Exercise instructions
Gather each line of the records where "JSON" appears.
╔══
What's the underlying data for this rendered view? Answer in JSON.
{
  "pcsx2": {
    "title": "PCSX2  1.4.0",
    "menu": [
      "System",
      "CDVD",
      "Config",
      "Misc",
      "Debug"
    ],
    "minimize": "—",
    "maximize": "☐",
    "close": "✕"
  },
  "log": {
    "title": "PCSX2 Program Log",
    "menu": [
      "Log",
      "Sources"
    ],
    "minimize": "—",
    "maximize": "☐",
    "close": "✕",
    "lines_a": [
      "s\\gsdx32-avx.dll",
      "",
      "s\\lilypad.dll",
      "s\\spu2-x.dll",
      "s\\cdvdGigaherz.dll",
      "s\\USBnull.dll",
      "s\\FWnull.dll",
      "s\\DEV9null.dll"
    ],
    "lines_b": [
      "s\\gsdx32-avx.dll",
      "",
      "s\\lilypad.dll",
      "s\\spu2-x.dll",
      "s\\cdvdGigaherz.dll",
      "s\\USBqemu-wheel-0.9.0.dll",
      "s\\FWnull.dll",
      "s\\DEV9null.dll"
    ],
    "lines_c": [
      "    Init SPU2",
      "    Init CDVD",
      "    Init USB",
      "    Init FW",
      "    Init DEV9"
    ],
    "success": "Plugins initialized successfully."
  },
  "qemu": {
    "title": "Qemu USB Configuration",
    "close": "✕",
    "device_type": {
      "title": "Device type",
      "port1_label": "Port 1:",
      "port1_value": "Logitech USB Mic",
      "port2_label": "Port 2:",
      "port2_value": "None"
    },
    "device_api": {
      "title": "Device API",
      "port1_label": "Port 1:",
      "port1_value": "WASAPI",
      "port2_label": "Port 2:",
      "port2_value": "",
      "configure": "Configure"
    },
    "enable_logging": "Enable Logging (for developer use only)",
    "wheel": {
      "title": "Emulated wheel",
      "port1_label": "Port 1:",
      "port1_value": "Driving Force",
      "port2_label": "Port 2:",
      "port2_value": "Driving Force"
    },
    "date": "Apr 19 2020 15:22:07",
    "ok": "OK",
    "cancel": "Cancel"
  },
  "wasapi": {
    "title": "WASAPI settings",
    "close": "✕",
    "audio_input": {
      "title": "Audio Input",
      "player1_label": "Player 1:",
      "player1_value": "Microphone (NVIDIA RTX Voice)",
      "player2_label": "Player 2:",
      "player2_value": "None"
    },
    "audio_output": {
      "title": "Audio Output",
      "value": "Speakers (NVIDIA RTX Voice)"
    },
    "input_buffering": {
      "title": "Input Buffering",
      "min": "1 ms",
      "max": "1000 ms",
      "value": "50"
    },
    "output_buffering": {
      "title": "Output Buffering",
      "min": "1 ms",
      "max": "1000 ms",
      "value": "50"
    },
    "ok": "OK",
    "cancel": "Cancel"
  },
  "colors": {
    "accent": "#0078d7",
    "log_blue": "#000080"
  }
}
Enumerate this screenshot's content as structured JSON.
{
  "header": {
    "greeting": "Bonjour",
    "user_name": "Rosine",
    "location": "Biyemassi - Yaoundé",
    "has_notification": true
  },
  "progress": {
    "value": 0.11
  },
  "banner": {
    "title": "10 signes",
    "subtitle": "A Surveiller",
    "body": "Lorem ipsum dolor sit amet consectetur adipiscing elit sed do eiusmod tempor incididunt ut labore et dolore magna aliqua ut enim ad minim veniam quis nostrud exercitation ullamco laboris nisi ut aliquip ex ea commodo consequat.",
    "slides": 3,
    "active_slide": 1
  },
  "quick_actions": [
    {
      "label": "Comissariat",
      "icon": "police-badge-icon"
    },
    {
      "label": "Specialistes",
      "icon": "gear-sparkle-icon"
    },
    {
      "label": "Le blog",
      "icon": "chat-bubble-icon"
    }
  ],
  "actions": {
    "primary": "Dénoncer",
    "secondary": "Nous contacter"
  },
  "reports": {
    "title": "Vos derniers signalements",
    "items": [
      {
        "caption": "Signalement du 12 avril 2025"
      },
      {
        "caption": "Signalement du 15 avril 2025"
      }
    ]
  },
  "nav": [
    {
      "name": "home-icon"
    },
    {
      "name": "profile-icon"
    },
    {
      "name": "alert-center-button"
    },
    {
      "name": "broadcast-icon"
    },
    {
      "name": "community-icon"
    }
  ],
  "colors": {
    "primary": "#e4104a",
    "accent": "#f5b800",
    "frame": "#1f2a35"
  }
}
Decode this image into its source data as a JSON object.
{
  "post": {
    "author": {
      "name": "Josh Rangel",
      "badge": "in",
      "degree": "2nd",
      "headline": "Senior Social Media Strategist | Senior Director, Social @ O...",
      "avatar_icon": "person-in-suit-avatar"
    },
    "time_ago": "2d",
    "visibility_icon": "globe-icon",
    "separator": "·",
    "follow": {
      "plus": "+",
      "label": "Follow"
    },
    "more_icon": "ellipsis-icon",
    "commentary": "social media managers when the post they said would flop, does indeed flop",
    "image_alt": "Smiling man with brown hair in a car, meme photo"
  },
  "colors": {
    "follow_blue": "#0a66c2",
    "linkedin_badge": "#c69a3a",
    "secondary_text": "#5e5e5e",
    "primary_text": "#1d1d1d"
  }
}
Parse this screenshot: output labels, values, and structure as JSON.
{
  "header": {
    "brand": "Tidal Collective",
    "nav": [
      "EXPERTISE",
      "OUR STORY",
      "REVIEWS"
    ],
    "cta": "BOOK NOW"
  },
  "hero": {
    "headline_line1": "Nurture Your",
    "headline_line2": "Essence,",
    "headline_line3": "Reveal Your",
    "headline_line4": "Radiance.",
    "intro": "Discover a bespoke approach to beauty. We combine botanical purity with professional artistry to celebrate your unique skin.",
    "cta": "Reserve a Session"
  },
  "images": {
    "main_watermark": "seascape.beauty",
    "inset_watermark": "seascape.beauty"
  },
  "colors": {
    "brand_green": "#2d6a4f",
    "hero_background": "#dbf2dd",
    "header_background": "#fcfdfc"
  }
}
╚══
Exercise solution
What's the underlying data for this rendered view? Answer in JSON.
Enumerate this screenshot's content as structured JSON.
Decode this image into its source data as a JSON object.
Parse this screenshot: output labels, values, and structure as JSON.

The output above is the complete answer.